Popularised by celebrity chef, Heston Blumenthal, liquid nitrogen is increasingly used for the extremely quick freezing of foods. Nevertheless, it is a highly dangerous substance which must never be ingested.
What is liquid nitrogen?
Liquid nitrogen is not an ingredient, but a natural gas. At a temperature of -321 degrees F (-196 degrees C), it will flash freeze any food it touches. As it boils away, it gives off a dense nitrogen fog that can add atmosphere and drama to food preparation. Its extreme cold temperature makes it unsafe for people to drink and eat because the human body is unable to cope with such a cold internal temperature. It is only after complete evaporation of the liquid nitrogen that the food can be ingested.
When used in a controlled kitchen to freeze food, the risk is minimised. However, bringing the liquid nitrogen to the table or putting it in drinks significantly increases the risk and customers are unlikely to understand the hazards associated with the ‘theatre’, thus putting them at risk.
The Gaby Scanlon Case
On 4th October 2012, an 18th birthday celebration went horribly wrong.
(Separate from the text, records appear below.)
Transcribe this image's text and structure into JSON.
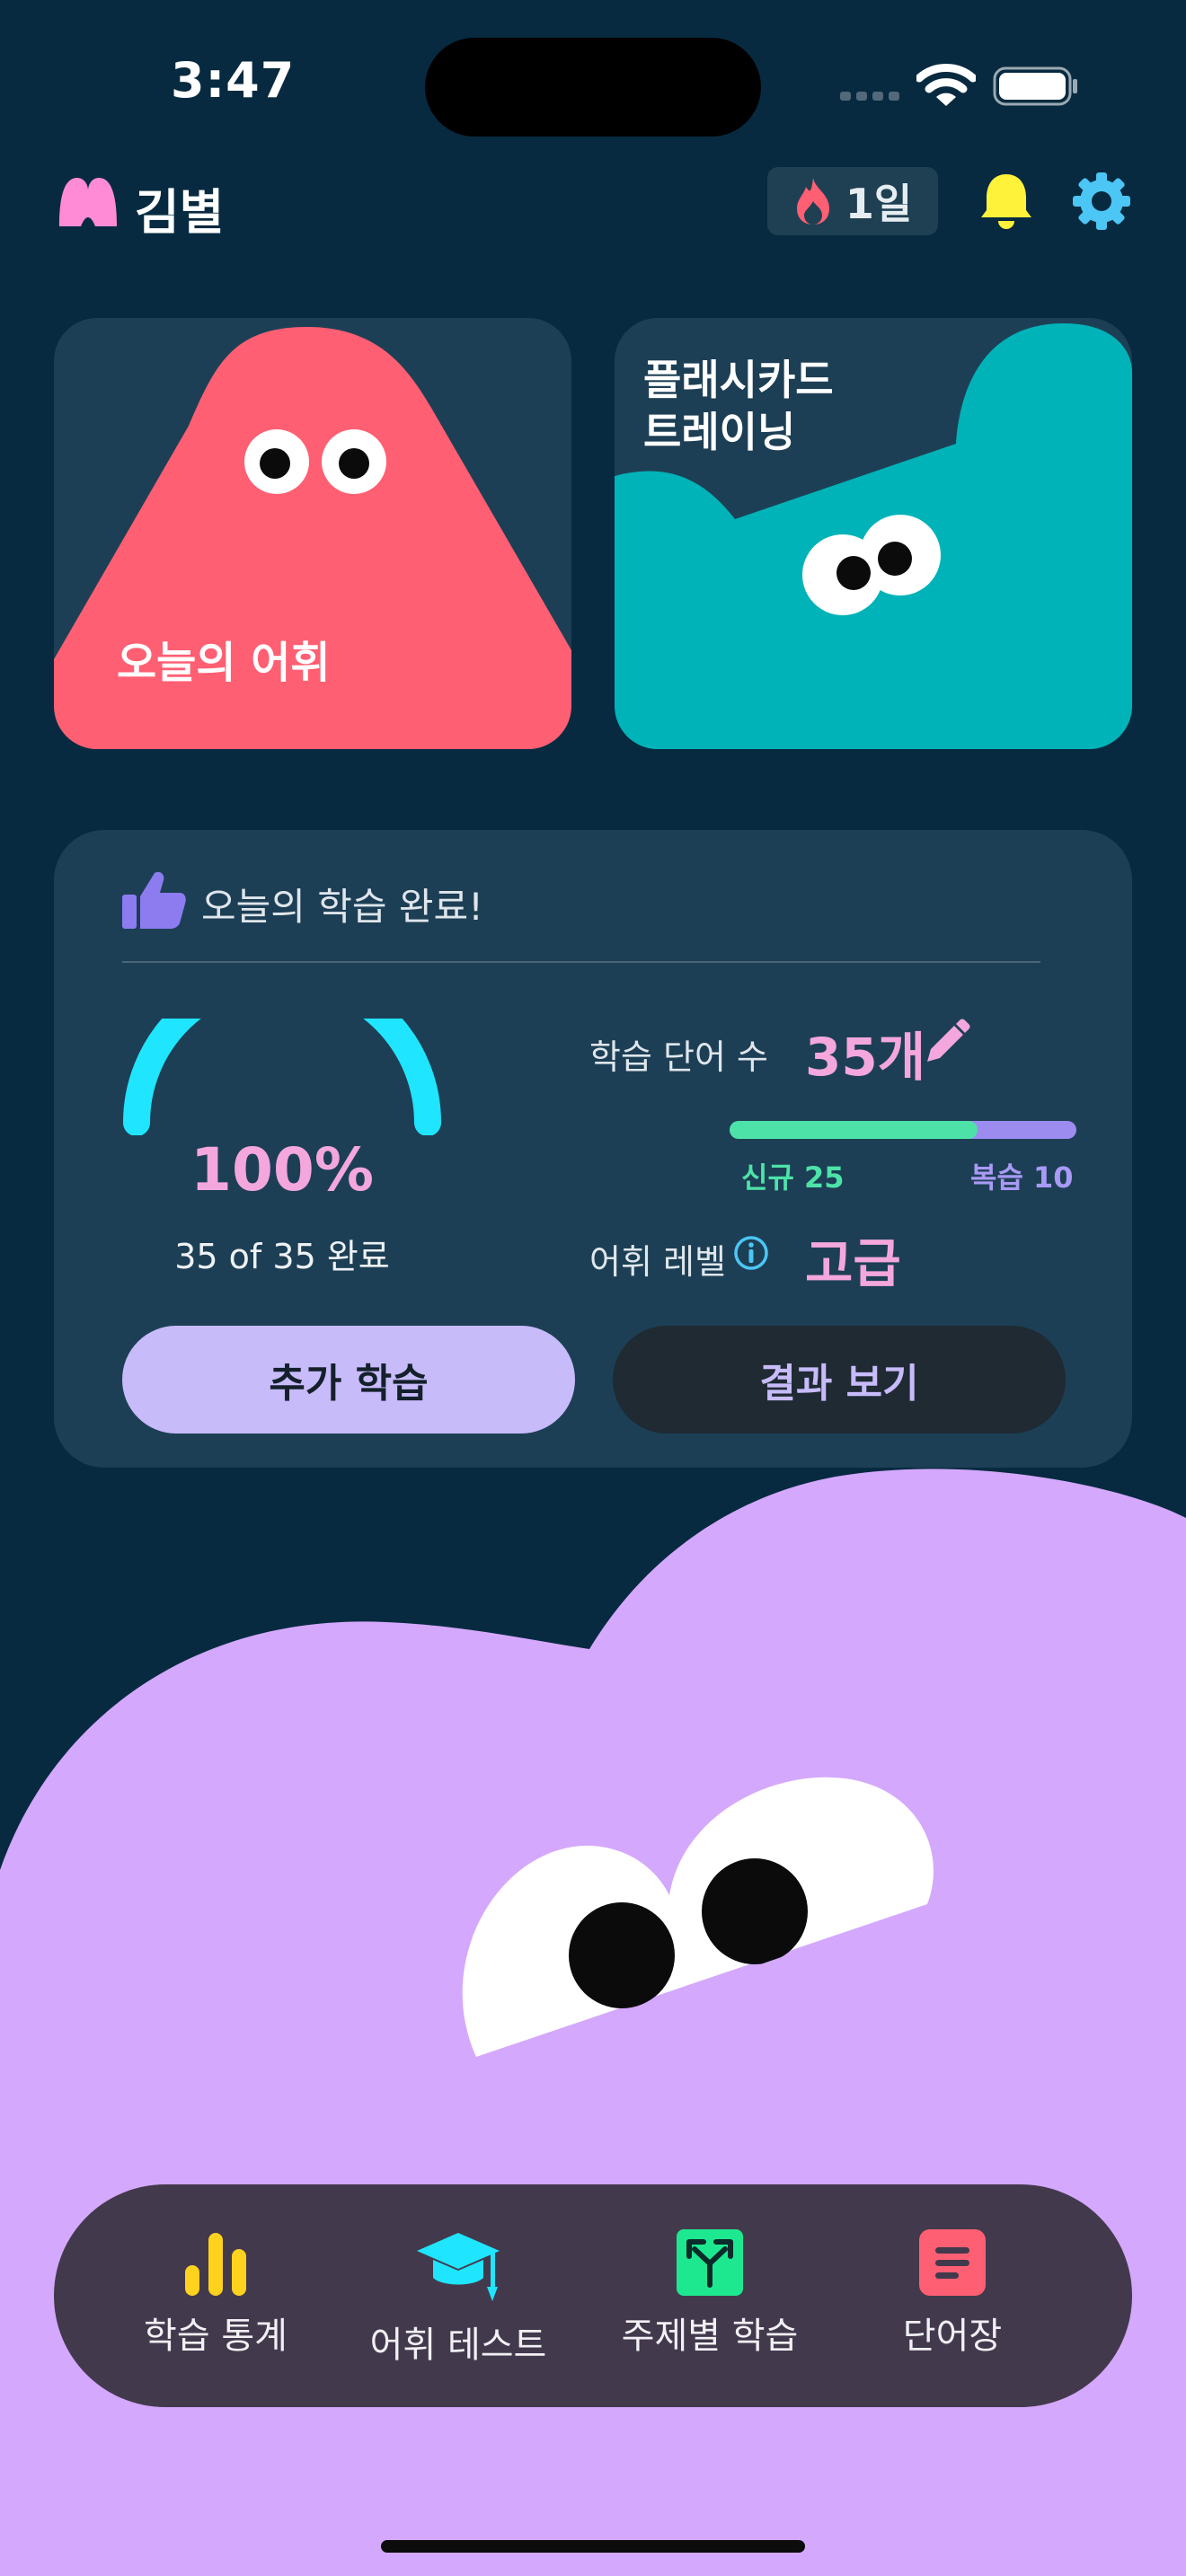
{
  "status_bar": {
    "time": "3:47",
    "icons": [
      "signal-icon",
      "wifi-icon",
      "battery-icon"
    ]
  },
  "header": {
    "logo_icon": "monster-logo-icon",
    "user_name": "김별",
    "streak": "1일",
    "streak_icon": "fire-icon",
    "actions": [
      "bell-icon",
      "gear-icon"
    ]
  },
  "cards": {
    "vocab": {
      "label": "오늘의 어휘",
      "color": "#ff5f73"
    },
    "flashcard": {
      "label_line1": "플래시카드",
      "label_line2": "트레이닝",
      "color": "#00b3b8"
    }
  },
  "progress": {
    "title": "오늘의 학습 완료!",
    "percent": "100%",
    "percent_value": 1.0,
    "sub": "35 of 35 완료",
    "words_label": "학습 단어 수",
    "words_count": "35개",
    "new_label": "신규 25",
    "review_label": "복습 10",
    "new_fraction": 0.714,
    "level_label": "어휘 레벨",
    "level_value": "고급",
    "button_more": "추가 학습",
    "button_result": "결과 보기"
  },
  "nav": {
    "items": [
      {
        "label": "학습 통계",
        "icon": "bar-chart-icon"
      },
      {
        "label": "어휘 테스트",
        "icon": "graduation-cap-icon"
      },
      {
        "label": "주제별 학습",
        "icon": "topic-branch-icon"
      },
      {
        "label": "단어장",
        "icon": "wordbook-icon"
      }
    ]
  },
  "colors": {
    "background": "#072a40",
    "card": "#1d3f55",
    "pink_accent": "#f3a7dd",
    "gauge": "#1fe5ff",
    "new": "#4de3a8",
    "review": "#9c8cf0",
    "blob": "#d4a8fc"
  }
}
Gaby Scanlon was out with her friends and ordered and champagne-based cocktail with liquid nitrogen in it. The drink had not been prepared properly and as a result still contained small quantities of the liquid nitrogen.
Gaby soon developed severe stomach pains and became breathless. She was rushed to hospital and had emergency surgery to repair the hole which had been burnt in her stomach. This surgery saved her life.
In response to the incident, MPs called for a ban on the use of liquid nitrogen in drinks, and the Food Standards Agency issued a warning against the use of liquid nitrogen in cocktails. Over two years later, the director and one employee at Oscar’s Wine Bar are now being prosecuted.
You should not use liquid nitrogen in drinks and if possible avoid using it at all in your kitchens. If you are using liquid nitrogen, you should have: risk assessments, standard operating procedures and emergency operating procedures and training records in place.
Please contact Food Alert on 020 7244 1900 or e-mail firstname.lastname@example.org if you have any enquiries about this topic.